    and if we must march it was much better to go in
    the cool of the night. I have written to so many of
    you concerning this march I will not spin out any
    more about it- We proceeded in our march, at
    1/2 past 7 o clock A.M. the first man reached An-
    napolis Junction our destination, and at 1/2 past 12
    the last one came silently and painfully to quarters.
    Probably a more worn out dejected looking set of
    felows never met there before. I threw aside my
    equipment, lain down upon the ground under
    the shade of a large oak tree, made my pillow
    of a protruding root and slept soundly three hours.
    On waking I found a few of the men had
    risen, some conjectureing what would come next,
    others examining themselves to ascertain whether
    they were really alive and able to walk - I soon
    found a little brook where I washed me as well
    as I could and felt refreshed. A little party of
    went to a house at a short distance, and were
    able to get a cup of hot tea and a genuine
    corncake, made by the hand of a real slave,
    and fried on a spider as you fry Slaps jacks.
    We sat down to a table and ate with syrop
    and relished it richly. At 6 o clock the men were all on their feet again, beginning to prepare
    for supper, [as we had?] nothing with us but herring
    and crackers it was suggested that some had
    better go out forageing.
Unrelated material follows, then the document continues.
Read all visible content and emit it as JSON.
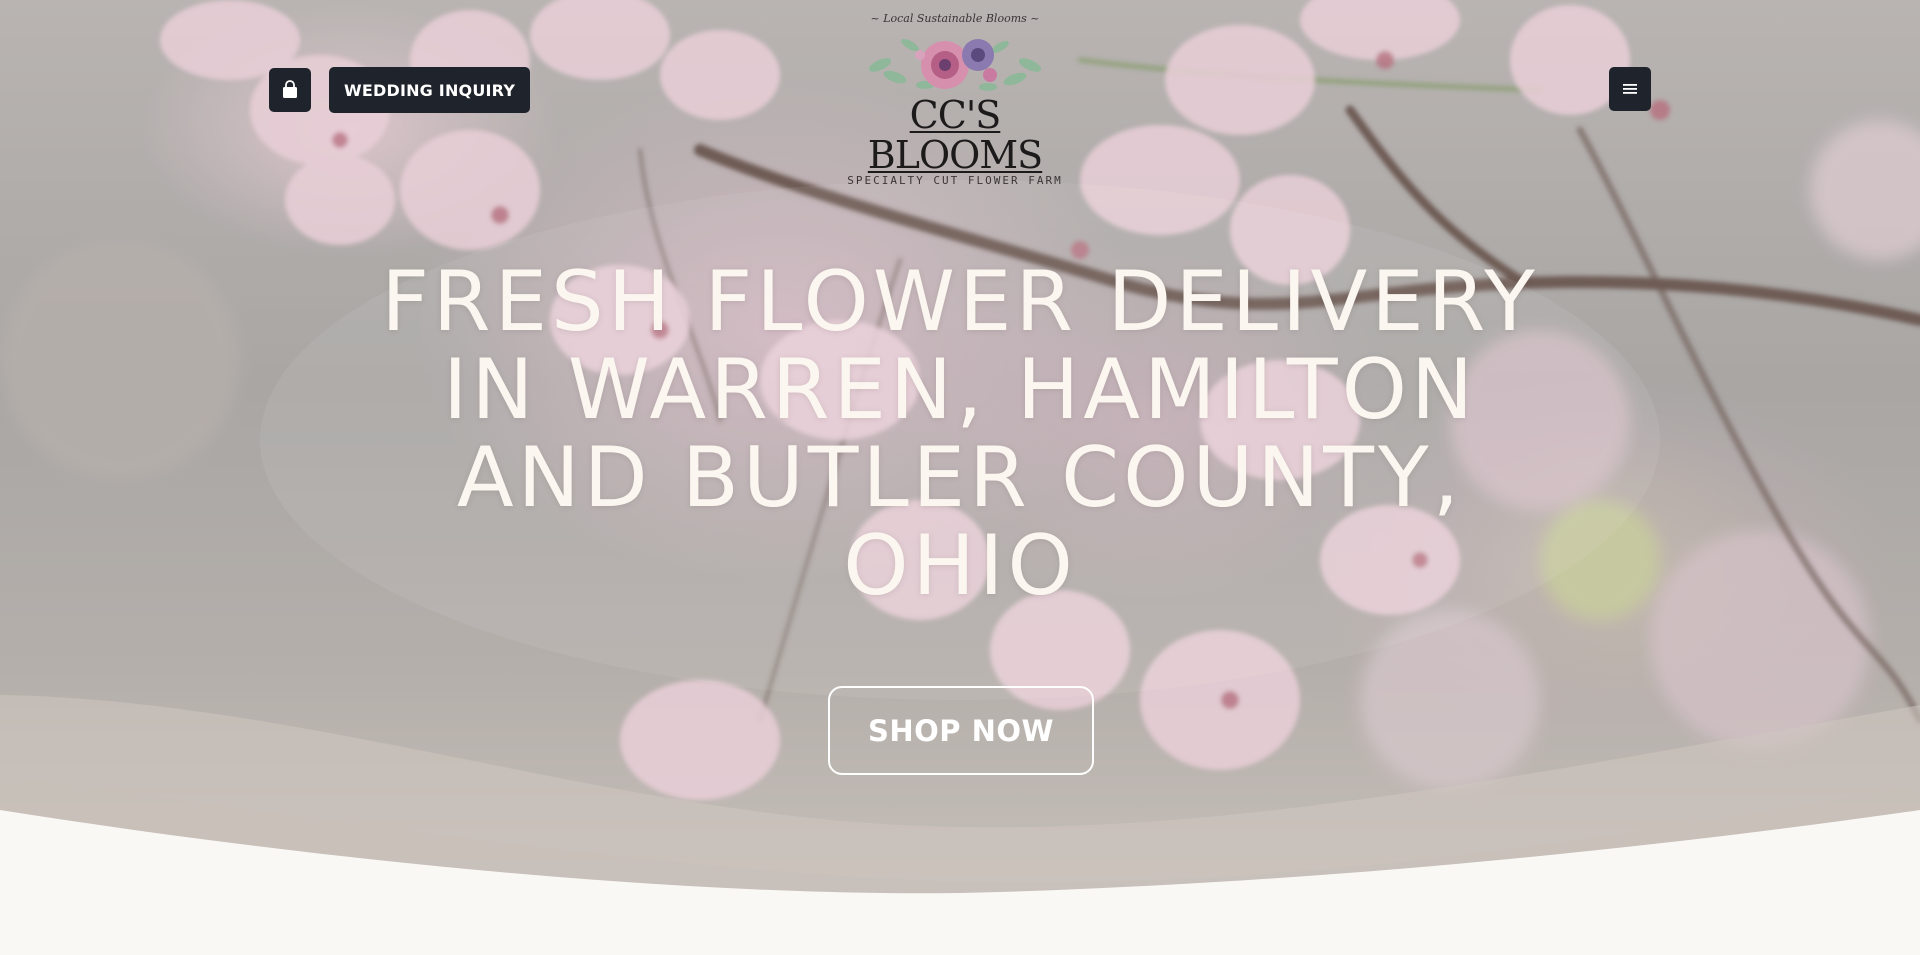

A Contribution of 9 or
    ten dollars was quickly collected and the men
    started off. In about two hours they returned
    laden with a bushel of potatoes, 8 dozen eggs, sugar
    tea, Coffee, salt pork and several hoe Cakes. They
    also secured Kettles & pans to cook with - Watts
    is our Caterer & Cook, and at 11 o clock he Called
    us to supper. It was not arranged with all
    the care and cleanliness Augusta would observe
    in our dear old Kitchen, yet I think no supper
    was ever eaten with more satisfaction. All ate
    and were filled and there were some baskets full
    left notwithstanding we had a large number of in-
    vited guests so that the number of men who
    did eat exceeded an hundred. After supper
    we mad a large fire and Collected as much
    wood as we thought we should need for the night,
    laid ourselves down on the damp ground to
    sleep. At 3 o clock we were suddenly called
    up and it was announced that a train was
    ready to convey us to Washington. We hurriedly
    prepared to go, Our Company 64 men, were packed
    into a Common freight Car such as one used
    to carry cattle in. We fill the car closely all of us
    standing. Soon the air became stifled, and I began
    to feel sick. The breath of so many men, more or less
    pouring out the fumes, of onions, tobacco and bad
    whiskey was terrible. Fortunately I stood neer the
    door and endured it. After a ride of three
    hours we finally reached our long sought
    destination the beautiful Federal Capital of
    the nation. I shall inform you of all I see here
    that I think will interest you. As yet I have been able
    to see but little. Read to uncle George.

    Love to all affectionately
    Charles.